For the same reasons, the personal morality of some – even the majority – is not a valid basis for determination of family law issues.

Still, the extent to which this more liberal thinking will guide child custody determinations is not clear; Nevada case law contains plenty of never-overruled decisions – even fairly recently – seemingly based on little more than personal moralistic judgments. See, e.g., Daly v. Daly, 102 Nev. 66, 715 P.2d 56 (1986) (termination of parental rights of transsexual affirmed, labeling father a “vestigial parent,” over the dissent’s objection that the majority was “being unnecessarily and impermissibly punitive to the exercise of a medical option we personally find offensive”).



At this point, Cooley and Sisson are historical anachronisms no longer relevant to family law issues. The “adulterous” cohabitation of a parent with a partner is relevant to child custody only with respect to the fitness of the person involved to contribute to the children and their household, personally, financially, or otherwise. And despite any personal religious or moral objections of the other parent, or any jurist, that is probably a good thing.



“Law must be stable, and yet it cannot stand still.”
– Roscoe Pound (1870-1964).

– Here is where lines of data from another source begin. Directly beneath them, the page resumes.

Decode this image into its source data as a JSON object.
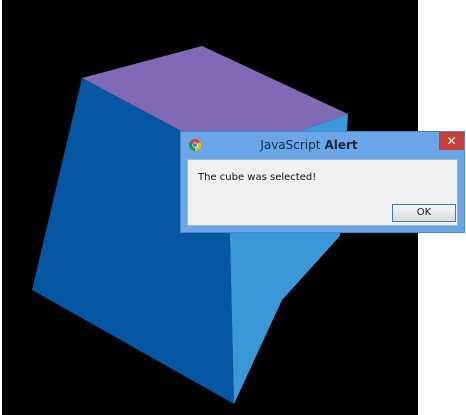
{
  "scene": {
    "object": "cube",
    "colors": {
      "top_face": "#8169b5",
      "front_face": "#0557a3",
      "side_face": "#3b98d8",
      "background": "#000000"
    }
  },
  "alert": {
    "title": "JavaScript",
    "title_emphasis": "Alert",
    "message": "The cube was selected!",
    "ok_label": "OK",
    "close_label": "✕",
    "icon": "chrome-icon"
  }
}
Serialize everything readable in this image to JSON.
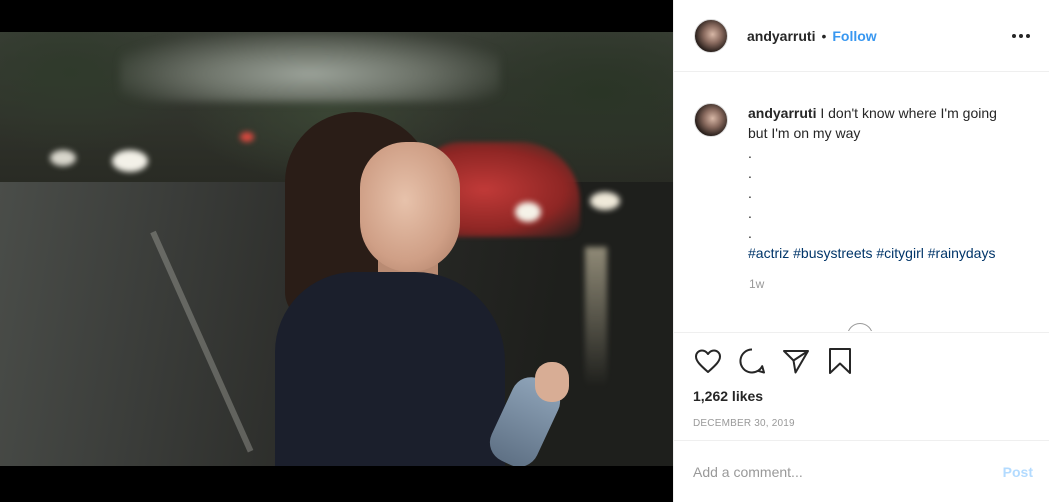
{
  "post": {
    "author": {
      "username": "andyarruti",
      "separator": "•",
      "follow_label": "Follow"
    },
    "caption": {
      "username": "andyarruti",
      "text": "I don't know where I'm going but I'm on my way",
      "dots": [
        ".",
        ".",
        ".",
        ".",
        "."
      ],
      "hashtags": [
        "#actriz",
        "#busystreets",
        "#citygirl",
        "#rainydays"
      ],
      "time_ago": "1w"
    },
    "likes": "1,262 likes",
    "date": "DECEMBER 30, 2019",
    "comment": {
      "placeholder": "Add a comment...",
      "post_label": "Post"
    },
    "icons": {
      "more": "more-options-icon",
      "like": "heart-icon",
      "comment": "comment-bubble-icon",
      "share": "paper-plane-icon",
      "save": "bookmark-icon"
    },
    "colors": {
      "link": "#3897f0",
      "hashtag": "#003569",
      "muted": "#999999",
      "post_disabled": "#b3dbff"
    }
  }
}
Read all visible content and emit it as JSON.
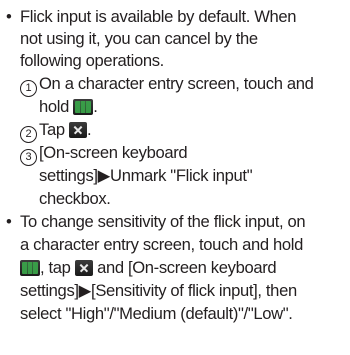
{
  "bullet_char": "•",
  "items": [
    {
      "lines": [
        "Flick input is available by default. When",
        "not using it, you can cancel by the",
        "following operations."
      ],
      "steps": [
        {
          "num": "1",
          "text_a": "On a character entry screen, touch and",
          "text_b": "hold",
          "text_c": "."
        },
        {
          "num": "2",
          "text_a": "Tap",
          "text_c": "."
        },
        {
          "num": "3",
          "text_a": "[On-screen keyboard",
          "text_b": "settings]▶Unmark \"Flick input\"",
          "text_c": "checkbox."
        }
      ]
    },
    {
      "line1": "To change sensitivity of the flick input, on",
      "line2": "a character entry screen, touch and hold",
      "line3_after_icon1": ", tap",
      "line3_after_icon2": "and [On-screen keyboard",
      "line4": "settings]▶[Sensitivity of flick input], then",
      "line5": "select \"High\"/\"Medium (default)\"/\"Low\"."
    }
  ],
  "icons": {
    "keyboard_key": "keyboard-key-icon",
    "close_key": "close-key-icon"
  }
}
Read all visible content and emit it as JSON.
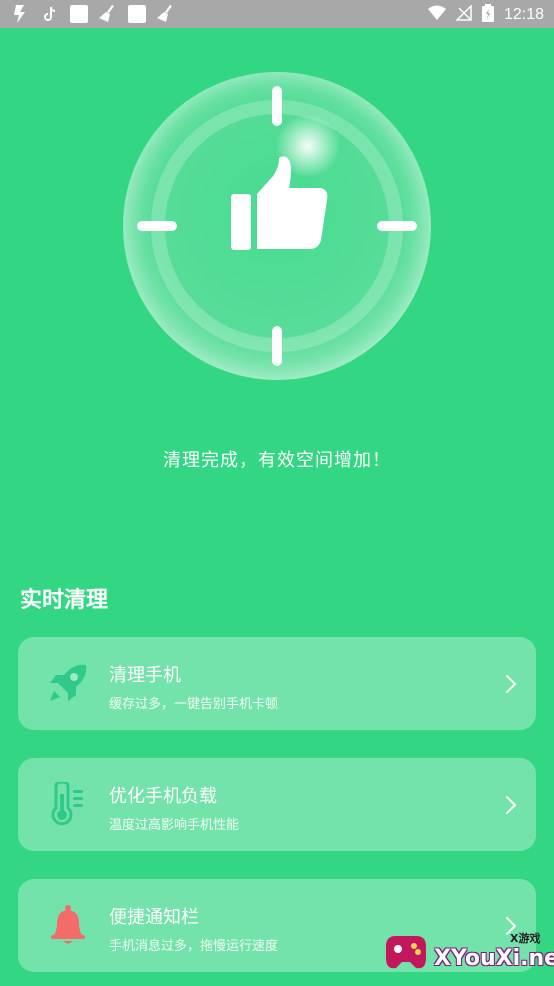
{
  "status_bar": {
    "time": "12:18",
    "left_icons": [
      "flash-icon",
      "tiktok-icon",
      "square-icon",
      "broom-icon",
      "square-icon",
      "broom-icon"
    ],
    "right_icons": [
      "wifi-icon",
      "no-signal-icon",
      "battery-icon"
    ]
  },
  "hero": {
    "message": "清理完成，有效空间增加！"
  },
  "section": {
    "title": "实时清理"
  },
  "cards": [
    {
      "title": "清理手机",
      "subtitle": "缓存过多，一键告别手机卡顿",
      "icon": "rocket-icon",
      "icon_color": "#2fc98a"
    },
    {
      "title": "优化手机负载",
      "subtitle": "温度过高影响手机性能",
      "icon": "thermometer-icon",
      "icon_color": "#2fc98a"
    },
    {
      "title": "便捷通知栏",
      "subtitle": "手机消息过多，拖慢运行速度",
      "icon": "bell-icon",
      "icon_color": "#f36b6b"
    }
  ],
  "watermark": {
    "text": "XYouXi.net",
    "small_text": "X游戏"
  },
  "colors": {
    "background": "#33d683",
    "status_bar": "#a8a8a8"
  }
}
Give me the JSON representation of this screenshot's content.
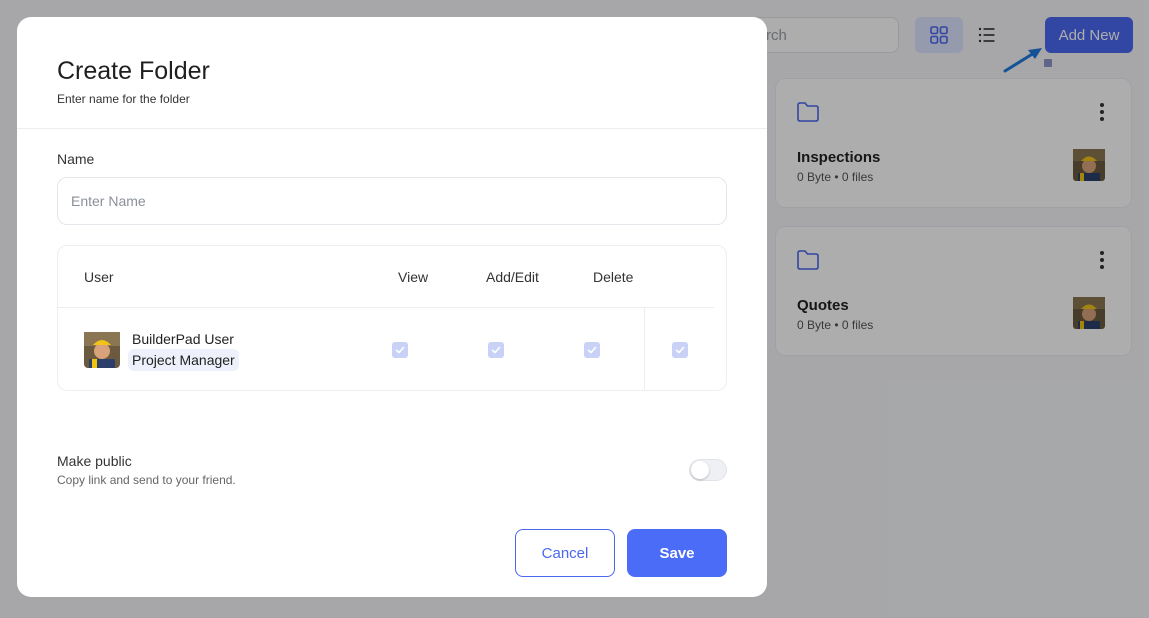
{
  "background": {
    "search": {
      "value": "rch"
    },
    "add_new_label": "Add New",
    "folders": [
      {
        "name": "Inspections",
        "size": "0 Byte",
        "files": "0 files"
      },
      {
        "name": "Quotes",
        "size": "0 Byte",
        "files": "0 files"
      }
    ]
  },
  "modal": {
    "title": "Create Folder",
    "subtitle": "Enter name for the folder",
    "name_label": "Name",
    "name_placeholder": "Enter Name",
    "table": {
      "headers": {
        "user": "User",
        "view": "View",
        "add_edit": "Add/Edit",
        "delete": "Delete"
      },
      "rows": [
        {
          "user_name": "BuilderPad User",
          "role": "Project Manager",
          "view": true,
          "add_edit": true,
          "delete": true,
          "extra": true
        }
      ]
    },
    "public": {
      "label": "Make public",
      "description": "Copy link and send to your friend.",
      "enabled": false
    },
    "cancel_label": "Cancel",
    "save_label": "Save"
  },
  "colors": {
    "primary": "#4a67f0",
    "checkbox_checked": "#c9d1f6",
    "overlay": "rgba(0,0,0,0.32)"
  }
}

“It was morality that burned the books of the ancient sages, and morality that halted the free inquiry of the Golden Age and substituted for it the credulous imbecility of the Age of Faith. It was a fixed moral code and a fixed theology which robbed the human race of a thousand years by wasting them upon alchemy, heretic-burning, witchcraft and sacerdotalism.”
– H.L. Mencken, The Philosophy of Friedrich Nietzsche (1913)


To visit our web site and review its contents, go to https://www.willicklawgroup.com/. For much more on Nevada law relating to child custody and visitation, go to https://www.willicklawgroup.com/child-custody-and-visitation/. And for the archives of previous legal notes, go to https://www.willicklawgroup.com/newsletters.

This legal note is from Marshal S. Willick, Esq., 3591 E. Bonanza Road, Ste 200, Las Vegas, NV 89110. If you are receiving these legal notes, and do not wish to do so, let me know by emailing this back to me with “Leave Me Alone” in the subject line. Please identify the email address at which you got the email. Your State would be helpful too. In the mean time, you could add this to your email blocked list. And, of course, if you want to tell me anything else, you can put anything you want to in the subject line. Thanks.

Marshal S. Willick